On the outskirts of Treviso is the Porta Fra’ Giocondo. The bridge was constructed under the direction of the Italian architect Fra Giovanni Giocondo during the 15th century as part of the strengthening of the city fortifications. The bridge has two semi circular brick bastions that support the rusticated stone bridge which crosses the carriageway beneath.
Along the city walls on Viale Burchiellati is the stone bridge called Il Ponte de Pria. Located where the Cagnan Grande, Cagnan di Mezzo and Buranelli Channel meet, the bridge is part of the defensive system added to the fortifications of the city during the 15th century.
The bridge was designed by the Italian architect Fra Giovanni Giocondo who made strategic use of the abundant waters in the locality.
In order to block the advance of incoming enemies, the locks could be used to flood the area around the city.
Following the Venetian Wars and rule by the Carraresi, the city of Treviso was fortified in the late 14th century. A line of walls and ramparts were built to protect the city which were in part rebuilt the following century to guard against attack from the League of Cambrai.
The 15th century saw the addition of two gates to the city and widening of the city walls under the direction of the Italian architect Fra Giovanni Giocondo.
Construction of the fortifications ended in the early 16th century with the addition of a canal perimeter around the city.

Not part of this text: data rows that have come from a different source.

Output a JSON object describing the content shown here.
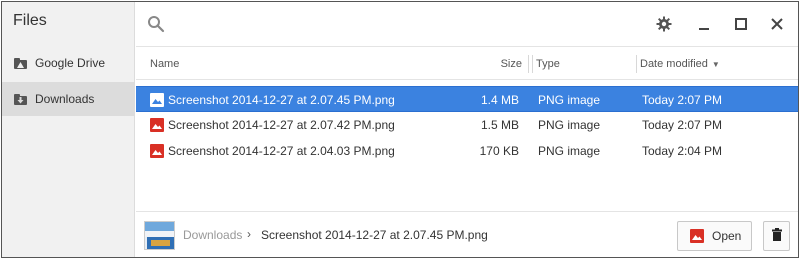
{
  "app": {
    "title": "Files"
  },
  "sidebar": {
    "items": [
      {
        "label": "Google Drive",
        "icon": "google-drive-folder-icon"
      },
      {
        "label": "Downloads",
        "icon": "downloads-folder-icon",
        "selected": true
      }
    ]
  },
  "toolbar": {
    "icons": [
      "search-icon",
      "gear-icon",
      "minimize-icon",
      "maximize-icon",
      "close-icon"
    ]
  },
  "columns": {
    "name": "Name",
    "size": "Size",
    "type": "Type",
    "date": "Date modified",
    "sort": "descending"
  },
  "files": [
    {
      "name": "Screenshot 2014-12-27 at 2.07.45 PM.png",
      "size": "1.4 MB",
      "type": "PNG image",
      "date": "Today 2:07 PM",
      "selected": true
    },
    {
      "name": "Screenshot 2014-12-27 at 2.07.42 PM.png",
      "size": "1.5 MB",
      "type": "PNG image",
      "date": "Today 2:07 PM",
      "selected": false
    },
    {
      "name": "Screenshot 2014-12-27 at 2.04.03 PM.png",
      "size": "170 KB",
      "type": "PNG image",
      "date": "Today 2:04 PM",
      "selected": false
    }
  ],
  "footer": {
    "breadcrumb_root": "Downloads",
    "breadcrumb_separator": "›",
    "breadcrumb_file": "Screenshot 2014-12-27 at 2.07.45 PM.png",
    "open_label": "Open"
  },
  "colors": {
    "selection": "#3b82e0",
    "image_icon": "#d93025",
    "sidebar_bg": "#f1f1f1",
    "sidebar_selected": "#dcdcdc"
  }
}
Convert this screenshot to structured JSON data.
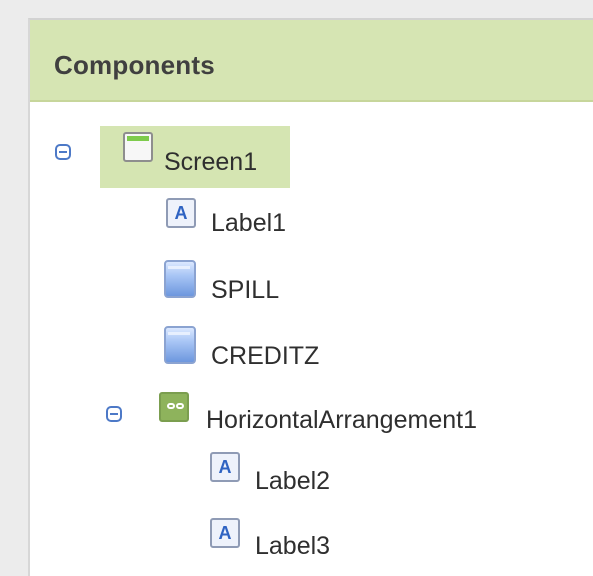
{
  "panel": {
    "title": "Components"
  },
  "tree": {
    "screen": {
      "label": "Screen1",
      "icon": "screen-icon",
      "collapse_icon": "collapse-icon"
    },
    "items": [
      {
        "label": "Label1",
        "icon": "label-icon"
      },
      {
        "label": "SPILL",
        "icon": "button-icon"
      },
      {
        "label": "CREDITZ",
        "icon": "button-icon"
      }
    ],
    "horizontal_arrangement": {
      "label": "HorizontalArrangement1",
      "icon": "horizontal-arrangement-icon",
      "collapse_icon": "collapse-icon",
      "children": [
        {
          "label": "Label2",
          "icon": "label-icon"
        },
        {
          "label": "Label3",
          "icon": "label-icon"
        }
      ]
    }
  },
  "icon_glyphs": {
    "label": "A"
  },
  "colors": {
    "header_bg": "#d6e5b3",
    "selected_bg": "#d5e5b2",
    "collapse_blue": "#4d79c7"
  }
}
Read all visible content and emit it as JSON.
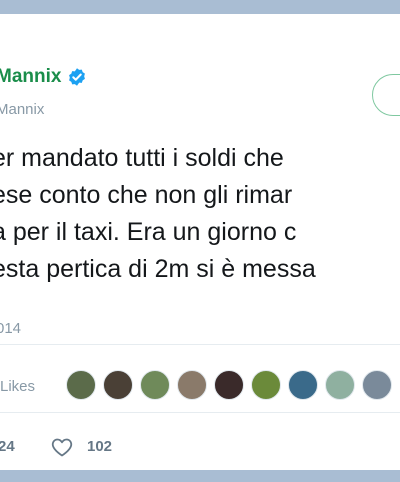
{
  "user": {
    "display_name": "Mannix",
    "handle": "Mannix"
  },
  "tweet": {
    "lines": [
      "er mandato tutti i soldi che",
      "ese conto che non gli rimar",
      "a per il taxi. Era un giorno c",
      "esta pertica di 2m si è messa"
    ],
    "timestamp": "014"
  },
  "engagement": {
    "likes_label": "Likes",
    "avatar_colors": [
      "#5b6b4a",
      "#4a4036",
      "#6f8a5a",
      "#8a7a6a",
      "#3a2a2a",
      "#6b8a3a",
      "#3a6a8a",
      "#8fb0a0",
      "#7a8a9a"
    ]
  },
  "actions": {
    "reply_count": "24",
    "like_count": "102"
  },
  "colors": {
    "accent": "#1a8d4a",
    "verified": "#1da1f2",
    "muted": "#8899a6"
  }
}
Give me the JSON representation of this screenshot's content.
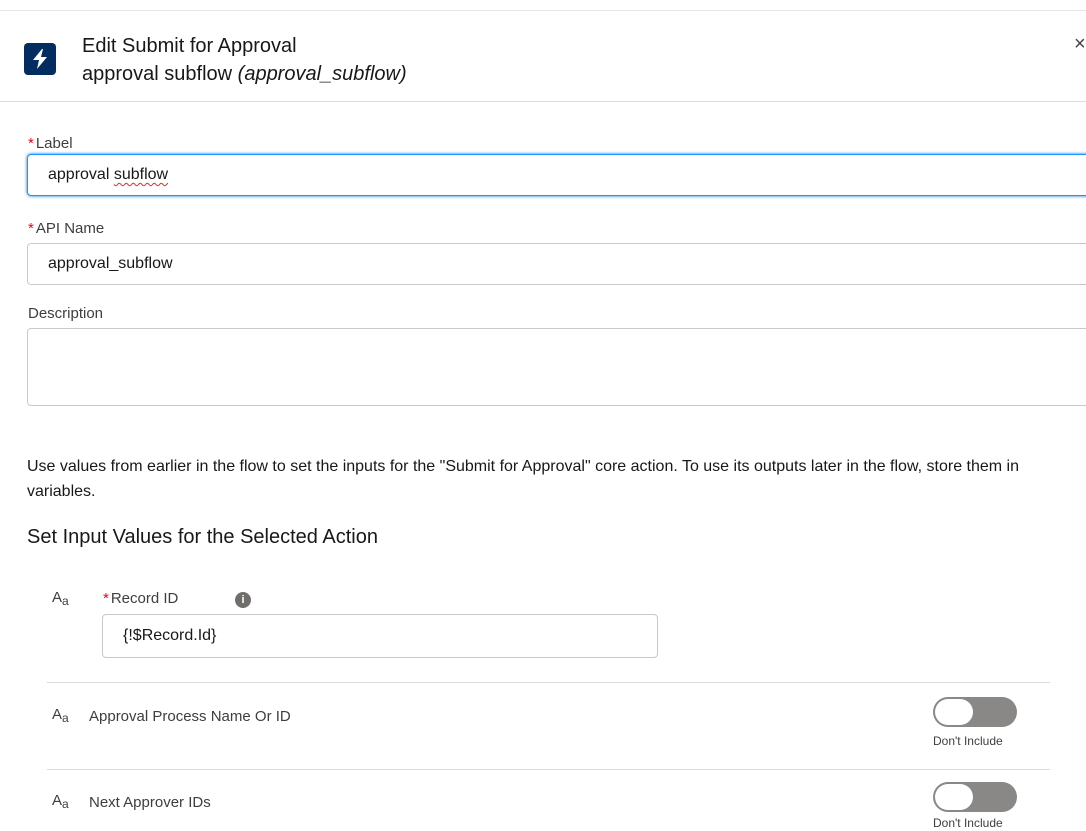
{
  "header": {
    "title": "Edit Submit for Approval",
    "subtitle_label": "approval subflow",
    "subtitle_api": "(approval_subflow)",
    "icon": "lightning-bolt-icon",
    "close_icon": "close-icon",
    "close_glyph": "×"
  },
  "form": {
    "label_field": {
      "required_mark": "*",
      "label": "Label",
      "value_word1": "approval",
      "value_word2": "subflow"
    },
    "api_field": {
      "required_mark": "*",
      "label": "API Name",
      "value": "approval_subflow"
    },
    "description_field": {
      "label": "Description",
      "value": ""
    }
  },
  "help_text": "Use values from earlier in the flow to set the inputs for the \"Submit for Approval\" core action. To use its outputs later in the flow, store them in variables.",
  "section_title": "Set Input Values for the Selected Action",
  "inputs": [
    {
      "type_icon_main": "A",
      "type_icon_sub": "a",
      "required_mark": "*",
      "label": "Record ID",
      "info_icon": "info-icon",
      "value": "{!$Record.Id}"
    },
    {
      "type_icon_main": "A",
      "type_icon_sub": "a",
      "label": "Approval Process Name Or ID",
      "toggle_caption": "Don't Include",
      "toggle_on": false
    },
    {
      "type_icon_main": "A",
      "type_icon_sub": "a",
      "label": "Next Approver IDs",
      "toggle_caption": "Don't Include",
      "toggle_on": false
    }
  ],
  "colors": {
    "brand_icon_bg": "#032d60",
    "required": "#ea001e",
    "focus_border": "#1b96ff",
    "toggle_off": "#8a8886"
  }
}
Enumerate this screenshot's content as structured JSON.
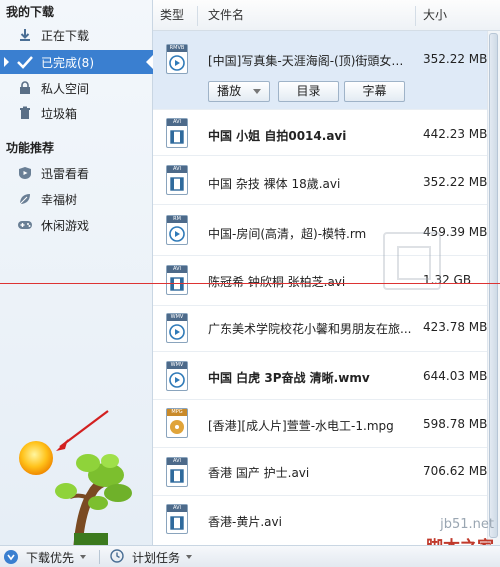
{
  "sidebar": {
    "section1_title": "我的下载",
    "items": [
      {
        "label": "正在下载",
        "icon": "download-icon",
        "active": false
      },
      {
        "label": "已完成(8)",
        "icon": "check-icon",
        "active": true
      },
      {
        "label": "私人空间",
        "icon": "lock-icon",
        "active": false
      },
      {
        "label": "垃圾箱",
        "icon": "trash-icon",
        "active": false
      }
    ],
    "section2_title": "功能推荐",
    "features": [
      {
        "label": "迅雷看看",
        "icon": "shield-play-icon"
      },
      {
        "label": "幸福树",
        "icon": "leaf-icon"
      },
      {
        "label": "休闲游戏",
        "icon": "gamepad-icon"
      }
    ]
  },
  "list": {
    "headers": {
      "type": "类型",
      "name": "文件名",
      "size": "大小"
    },
    "rows": [
      {
        "type": "RMVB",
        "name": "[中国]写真集-天涯海阁-(顶)街頭女孩(...",
        "size": "352.22 MB",
        "bold": false,
        "selected": true
      },
      {
        "type": "AVI",
        "name": "中国 小姐 自拍0014.avi",
        "size": "442.23 MB",
        "bold": true,
        "selected": false
      },
      {
        "type": "AVI",
        "name": "中国 杂技 裸体 18歲.avi",
        "size": "352.22 MB",
        "bold": false,
        "selected": false
      },
      {
        "type": "RM",
        "name": "中国-房间(高清，超)-模特.rm",
        "size": "459.39 MB",
        "bold": false,
        "selected": false
      },
      {
        "type": "AVI",
        "name": "陈冠希 钟欣桐 张柏芝.avi",
        "size": "1.32 GB",
        "bold": false,
        "selected": false
      },
      {
        "type": "WMV",
        "name": "广东美术学院校花小馨和男朋友在旅...",
        "size": "423.78 MB",
        "bold": false,
        "selected": false
      },
      {
        "type": "WMV",
        "name": "中国 白虎 3P奋战 清晰.wmv",
        "size": "644.03 MB",
        "bold": true,
        "selected": false
      },
      {
        "type": "MPG",
        "name": "[香港][成人片]萱萱-水电工-1.mpg",
        "size": "598.78 MB",
        "bold": false,
        "selected": false
      },
      {
        "type": "AVI",
        "name": "香港 国产 护士.avi",
        "size": "706.62 MB",
        "bold": false,
        "selected": false
      },
      {
        "type": "AVI",
        "name": "香港-黄片.avi",
        "size": "",
        "bold": false,
        "selected": false
      }
    ],
    "actions": {
      "play": "播放",
      "folder": "目录",
      "subtitle": "字幕"
    }
  },
  "bottombar": {
    "download_priority": "下载优先",
    "scheduled_tasks": "计划任务"
  },
  "watermark": {
    "site": "jb51.net",
    "brand": "脚本之家"
  },
  "colors": {
    "accent": "#3a7fd0",
    "selected_row": "#dfeaf7",
    "annotation_red": "#dd3333"
  }
}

The brick walls are decorated with Istria stone reliefs of shields and the winged Lion of St Mark – the symbol of Venetian rule.